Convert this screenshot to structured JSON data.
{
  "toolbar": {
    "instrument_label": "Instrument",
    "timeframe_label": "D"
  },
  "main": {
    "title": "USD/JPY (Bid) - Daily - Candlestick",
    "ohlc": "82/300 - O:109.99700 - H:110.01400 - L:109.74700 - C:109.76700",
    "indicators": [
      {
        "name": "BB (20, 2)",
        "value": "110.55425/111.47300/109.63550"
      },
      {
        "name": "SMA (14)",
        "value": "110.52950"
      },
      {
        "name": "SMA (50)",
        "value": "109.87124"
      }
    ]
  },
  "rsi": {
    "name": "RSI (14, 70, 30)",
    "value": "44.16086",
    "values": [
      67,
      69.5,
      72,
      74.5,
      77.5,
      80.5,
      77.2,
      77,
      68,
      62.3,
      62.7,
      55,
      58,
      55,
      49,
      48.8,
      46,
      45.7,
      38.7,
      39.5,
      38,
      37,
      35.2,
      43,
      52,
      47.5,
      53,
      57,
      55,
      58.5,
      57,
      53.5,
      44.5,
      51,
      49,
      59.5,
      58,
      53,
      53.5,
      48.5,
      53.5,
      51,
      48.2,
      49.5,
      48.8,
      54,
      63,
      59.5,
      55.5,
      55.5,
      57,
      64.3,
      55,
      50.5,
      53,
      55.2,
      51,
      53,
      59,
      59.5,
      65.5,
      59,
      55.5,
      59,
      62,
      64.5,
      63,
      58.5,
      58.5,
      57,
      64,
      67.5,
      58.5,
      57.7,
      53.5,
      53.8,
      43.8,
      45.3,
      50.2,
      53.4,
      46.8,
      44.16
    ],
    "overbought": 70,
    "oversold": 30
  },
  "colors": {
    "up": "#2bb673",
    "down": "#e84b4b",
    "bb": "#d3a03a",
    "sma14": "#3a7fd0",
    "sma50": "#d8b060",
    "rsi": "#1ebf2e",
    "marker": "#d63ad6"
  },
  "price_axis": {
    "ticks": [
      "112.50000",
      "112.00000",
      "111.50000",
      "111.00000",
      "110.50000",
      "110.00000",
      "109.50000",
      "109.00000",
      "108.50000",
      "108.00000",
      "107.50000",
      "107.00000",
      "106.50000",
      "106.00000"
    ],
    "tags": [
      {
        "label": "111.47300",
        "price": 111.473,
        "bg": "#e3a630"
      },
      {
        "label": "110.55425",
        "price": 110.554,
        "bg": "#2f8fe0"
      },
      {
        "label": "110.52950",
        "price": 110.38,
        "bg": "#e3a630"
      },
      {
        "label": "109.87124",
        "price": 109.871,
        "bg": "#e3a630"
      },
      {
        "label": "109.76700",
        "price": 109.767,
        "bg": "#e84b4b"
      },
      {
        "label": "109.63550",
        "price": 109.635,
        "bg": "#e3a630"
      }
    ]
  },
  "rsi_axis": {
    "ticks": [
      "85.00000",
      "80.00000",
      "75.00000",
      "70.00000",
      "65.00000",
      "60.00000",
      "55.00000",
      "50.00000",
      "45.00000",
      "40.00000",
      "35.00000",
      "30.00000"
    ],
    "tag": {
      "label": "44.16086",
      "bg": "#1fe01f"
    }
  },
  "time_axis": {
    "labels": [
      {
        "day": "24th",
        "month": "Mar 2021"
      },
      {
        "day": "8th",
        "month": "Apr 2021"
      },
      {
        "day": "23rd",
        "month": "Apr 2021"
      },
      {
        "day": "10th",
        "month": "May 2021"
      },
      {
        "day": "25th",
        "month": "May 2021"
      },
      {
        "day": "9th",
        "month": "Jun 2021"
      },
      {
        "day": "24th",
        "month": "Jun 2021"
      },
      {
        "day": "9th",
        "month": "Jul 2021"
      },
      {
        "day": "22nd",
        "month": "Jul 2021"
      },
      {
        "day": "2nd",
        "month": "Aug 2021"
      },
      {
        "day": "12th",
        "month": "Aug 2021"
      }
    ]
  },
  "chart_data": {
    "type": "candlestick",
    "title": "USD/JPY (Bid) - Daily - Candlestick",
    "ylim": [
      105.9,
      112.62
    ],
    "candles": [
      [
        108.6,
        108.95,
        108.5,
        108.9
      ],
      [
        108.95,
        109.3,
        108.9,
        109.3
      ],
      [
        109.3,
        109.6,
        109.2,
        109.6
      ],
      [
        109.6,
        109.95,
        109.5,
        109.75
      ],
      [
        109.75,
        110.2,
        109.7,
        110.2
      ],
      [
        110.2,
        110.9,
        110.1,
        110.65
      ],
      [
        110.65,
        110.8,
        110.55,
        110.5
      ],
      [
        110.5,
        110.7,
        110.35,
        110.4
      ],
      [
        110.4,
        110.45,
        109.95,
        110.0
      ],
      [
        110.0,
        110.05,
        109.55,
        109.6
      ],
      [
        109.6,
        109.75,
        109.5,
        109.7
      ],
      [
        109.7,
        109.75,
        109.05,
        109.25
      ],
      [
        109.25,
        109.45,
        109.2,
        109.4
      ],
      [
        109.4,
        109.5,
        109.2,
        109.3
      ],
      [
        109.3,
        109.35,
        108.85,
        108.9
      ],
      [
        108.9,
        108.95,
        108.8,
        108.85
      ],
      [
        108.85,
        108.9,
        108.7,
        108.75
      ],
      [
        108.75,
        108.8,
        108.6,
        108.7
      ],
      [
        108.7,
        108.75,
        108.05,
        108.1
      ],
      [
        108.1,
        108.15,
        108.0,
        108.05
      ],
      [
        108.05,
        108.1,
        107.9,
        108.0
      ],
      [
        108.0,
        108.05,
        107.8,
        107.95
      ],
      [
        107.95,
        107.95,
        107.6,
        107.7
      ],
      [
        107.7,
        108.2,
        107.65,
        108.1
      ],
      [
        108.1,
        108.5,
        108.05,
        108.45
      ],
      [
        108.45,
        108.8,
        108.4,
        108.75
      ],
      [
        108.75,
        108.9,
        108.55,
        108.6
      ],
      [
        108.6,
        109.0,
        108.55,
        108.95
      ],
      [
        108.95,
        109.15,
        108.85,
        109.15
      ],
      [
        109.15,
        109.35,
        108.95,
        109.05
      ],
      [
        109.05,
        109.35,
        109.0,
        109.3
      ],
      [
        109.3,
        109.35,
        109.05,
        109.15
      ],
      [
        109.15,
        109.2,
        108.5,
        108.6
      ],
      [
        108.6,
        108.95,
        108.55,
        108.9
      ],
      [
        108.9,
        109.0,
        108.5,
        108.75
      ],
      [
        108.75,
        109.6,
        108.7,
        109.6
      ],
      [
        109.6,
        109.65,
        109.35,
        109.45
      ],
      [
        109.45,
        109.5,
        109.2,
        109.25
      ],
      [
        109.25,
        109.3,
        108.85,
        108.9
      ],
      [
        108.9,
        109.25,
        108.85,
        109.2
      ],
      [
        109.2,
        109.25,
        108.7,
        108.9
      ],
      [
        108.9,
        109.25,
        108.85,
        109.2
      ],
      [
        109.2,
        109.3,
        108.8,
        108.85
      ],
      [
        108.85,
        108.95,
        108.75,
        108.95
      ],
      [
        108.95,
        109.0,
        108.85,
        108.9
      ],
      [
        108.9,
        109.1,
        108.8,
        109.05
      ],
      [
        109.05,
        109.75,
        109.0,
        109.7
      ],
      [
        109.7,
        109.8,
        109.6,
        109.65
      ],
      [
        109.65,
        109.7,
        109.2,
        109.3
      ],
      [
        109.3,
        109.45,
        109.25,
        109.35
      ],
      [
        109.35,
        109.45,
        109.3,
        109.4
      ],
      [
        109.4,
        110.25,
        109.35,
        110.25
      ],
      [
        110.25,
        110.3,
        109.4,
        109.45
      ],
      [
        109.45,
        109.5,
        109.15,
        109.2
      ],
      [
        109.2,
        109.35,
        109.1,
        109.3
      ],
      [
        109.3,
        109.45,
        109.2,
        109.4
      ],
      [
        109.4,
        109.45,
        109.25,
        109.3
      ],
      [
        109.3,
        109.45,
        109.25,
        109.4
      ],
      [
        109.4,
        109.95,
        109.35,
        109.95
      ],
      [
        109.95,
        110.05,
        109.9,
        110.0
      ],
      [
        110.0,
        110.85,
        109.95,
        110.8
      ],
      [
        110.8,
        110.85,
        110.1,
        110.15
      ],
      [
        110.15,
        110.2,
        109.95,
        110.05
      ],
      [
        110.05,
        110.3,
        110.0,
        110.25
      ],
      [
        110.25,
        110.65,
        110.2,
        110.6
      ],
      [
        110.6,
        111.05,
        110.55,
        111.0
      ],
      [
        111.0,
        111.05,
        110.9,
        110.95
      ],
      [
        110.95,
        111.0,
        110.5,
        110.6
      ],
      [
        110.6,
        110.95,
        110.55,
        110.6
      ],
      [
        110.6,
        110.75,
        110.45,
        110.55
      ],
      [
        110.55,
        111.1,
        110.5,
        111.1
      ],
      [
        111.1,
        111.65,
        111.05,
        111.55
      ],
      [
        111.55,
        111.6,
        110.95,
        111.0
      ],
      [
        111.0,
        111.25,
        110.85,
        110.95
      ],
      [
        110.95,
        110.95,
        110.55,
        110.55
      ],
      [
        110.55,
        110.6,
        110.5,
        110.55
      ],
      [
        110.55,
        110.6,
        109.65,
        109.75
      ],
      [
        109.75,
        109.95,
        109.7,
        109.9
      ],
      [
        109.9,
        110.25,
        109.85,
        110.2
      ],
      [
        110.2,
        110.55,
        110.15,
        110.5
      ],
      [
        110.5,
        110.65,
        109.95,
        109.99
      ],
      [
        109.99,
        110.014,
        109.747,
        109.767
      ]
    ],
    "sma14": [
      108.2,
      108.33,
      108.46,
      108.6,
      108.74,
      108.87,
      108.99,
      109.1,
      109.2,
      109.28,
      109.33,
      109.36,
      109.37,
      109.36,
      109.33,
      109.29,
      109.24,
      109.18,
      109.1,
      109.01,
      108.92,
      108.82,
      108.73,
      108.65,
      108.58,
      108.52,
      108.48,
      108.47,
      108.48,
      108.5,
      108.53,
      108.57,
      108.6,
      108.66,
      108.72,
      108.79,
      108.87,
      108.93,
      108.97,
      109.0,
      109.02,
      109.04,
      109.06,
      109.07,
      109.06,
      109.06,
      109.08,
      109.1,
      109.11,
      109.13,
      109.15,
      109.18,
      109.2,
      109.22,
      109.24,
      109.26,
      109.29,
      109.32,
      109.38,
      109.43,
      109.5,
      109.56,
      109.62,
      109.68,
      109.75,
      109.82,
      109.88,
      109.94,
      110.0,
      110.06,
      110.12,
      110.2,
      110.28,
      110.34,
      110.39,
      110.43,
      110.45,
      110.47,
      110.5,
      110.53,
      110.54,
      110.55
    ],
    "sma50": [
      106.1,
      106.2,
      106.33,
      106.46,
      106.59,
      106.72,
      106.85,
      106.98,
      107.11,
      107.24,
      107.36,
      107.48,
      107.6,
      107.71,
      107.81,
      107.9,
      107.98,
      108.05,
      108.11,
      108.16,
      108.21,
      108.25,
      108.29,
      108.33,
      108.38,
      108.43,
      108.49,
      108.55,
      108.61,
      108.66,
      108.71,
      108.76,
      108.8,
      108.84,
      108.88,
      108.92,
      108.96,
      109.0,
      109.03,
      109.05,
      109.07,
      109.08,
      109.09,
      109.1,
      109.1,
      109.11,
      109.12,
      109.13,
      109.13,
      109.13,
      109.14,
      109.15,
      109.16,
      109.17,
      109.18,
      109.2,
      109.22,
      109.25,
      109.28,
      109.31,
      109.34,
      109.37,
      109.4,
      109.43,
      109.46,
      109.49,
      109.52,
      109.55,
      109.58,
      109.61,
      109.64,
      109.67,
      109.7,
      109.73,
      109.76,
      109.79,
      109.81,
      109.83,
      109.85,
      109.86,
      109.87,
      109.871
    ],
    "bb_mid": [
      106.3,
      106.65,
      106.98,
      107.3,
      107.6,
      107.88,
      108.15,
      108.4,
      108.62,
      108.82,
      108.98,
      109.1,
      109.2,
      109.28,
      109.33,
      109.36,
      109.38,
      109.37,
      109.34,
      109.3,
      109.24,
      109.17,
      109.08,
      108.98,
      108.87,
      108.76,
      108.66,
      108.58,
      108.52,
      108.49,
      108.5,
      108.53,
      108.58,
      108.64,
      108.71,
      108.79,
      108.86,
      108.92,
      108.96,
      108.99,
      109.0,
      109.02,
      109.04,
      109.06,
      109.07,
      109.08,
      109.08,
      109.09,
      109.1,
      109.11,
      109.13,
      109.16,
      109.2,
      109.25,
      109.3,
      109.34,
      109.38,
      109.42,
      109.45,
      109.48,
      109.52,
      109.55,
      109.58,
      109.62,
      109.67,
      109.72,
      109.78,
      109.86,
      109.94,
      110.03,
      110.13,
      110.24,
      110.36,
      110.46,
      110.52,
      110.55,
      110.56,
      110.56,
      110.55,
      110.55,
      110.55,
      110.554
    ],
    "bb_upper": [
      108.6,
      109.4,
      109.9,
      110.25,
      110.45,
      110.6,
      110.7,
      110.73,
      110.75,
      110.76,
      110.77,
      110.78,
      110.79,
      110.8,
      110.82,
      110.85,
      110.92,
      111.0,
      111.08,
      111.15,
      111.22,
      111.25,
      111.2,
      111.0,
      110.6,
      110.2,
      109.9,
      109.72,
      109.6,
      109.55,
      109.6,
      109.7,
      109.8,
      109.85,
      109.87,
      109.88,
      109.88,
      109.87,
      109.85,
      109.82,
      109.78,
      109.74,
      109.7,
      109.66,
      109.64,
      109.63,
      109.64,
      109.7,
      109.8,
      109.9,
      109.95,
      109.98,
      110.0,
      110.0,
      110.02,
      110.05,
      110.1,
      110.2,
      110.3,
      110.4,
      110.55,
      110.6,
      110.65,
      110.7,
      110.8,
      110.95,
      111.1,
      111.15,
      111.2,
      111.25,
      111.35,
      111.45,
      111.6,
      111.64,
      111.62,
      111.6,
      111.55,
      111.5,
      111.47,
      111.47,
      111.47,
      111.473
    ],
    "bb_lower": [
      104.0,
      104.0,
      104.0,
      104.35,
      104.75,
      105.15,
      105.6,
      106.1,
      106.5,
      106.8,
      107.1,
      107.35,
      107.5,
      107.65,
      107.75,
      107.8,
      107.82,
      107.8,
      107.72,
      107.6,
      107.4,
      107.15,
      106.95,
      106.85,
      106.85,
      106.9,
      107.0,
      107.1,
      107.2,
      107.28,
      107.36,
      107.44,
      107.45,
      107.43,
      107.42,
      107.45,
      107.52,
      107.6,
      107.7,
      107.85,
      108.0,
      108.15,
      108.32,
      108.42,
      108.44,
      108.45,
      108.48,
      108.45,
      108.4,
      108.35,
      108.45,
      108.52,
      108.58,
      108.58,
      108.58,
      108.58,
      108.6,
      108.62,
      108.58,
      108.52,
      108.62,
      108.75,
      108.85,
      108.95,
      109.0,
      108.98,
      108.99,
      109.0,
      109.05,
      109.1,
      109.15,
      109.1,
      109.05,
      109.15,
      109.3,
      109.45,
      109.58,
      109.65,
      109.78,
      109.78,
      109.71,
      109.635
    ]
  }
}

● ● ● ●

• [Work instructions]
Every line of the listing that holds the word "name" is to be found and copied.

• [Answer for the task]
        "name": "BB (20, 2)",
        "name": "SMA (14)",
        "name": "SMA (50)",
    "name": "RSI (14, 70, 30)",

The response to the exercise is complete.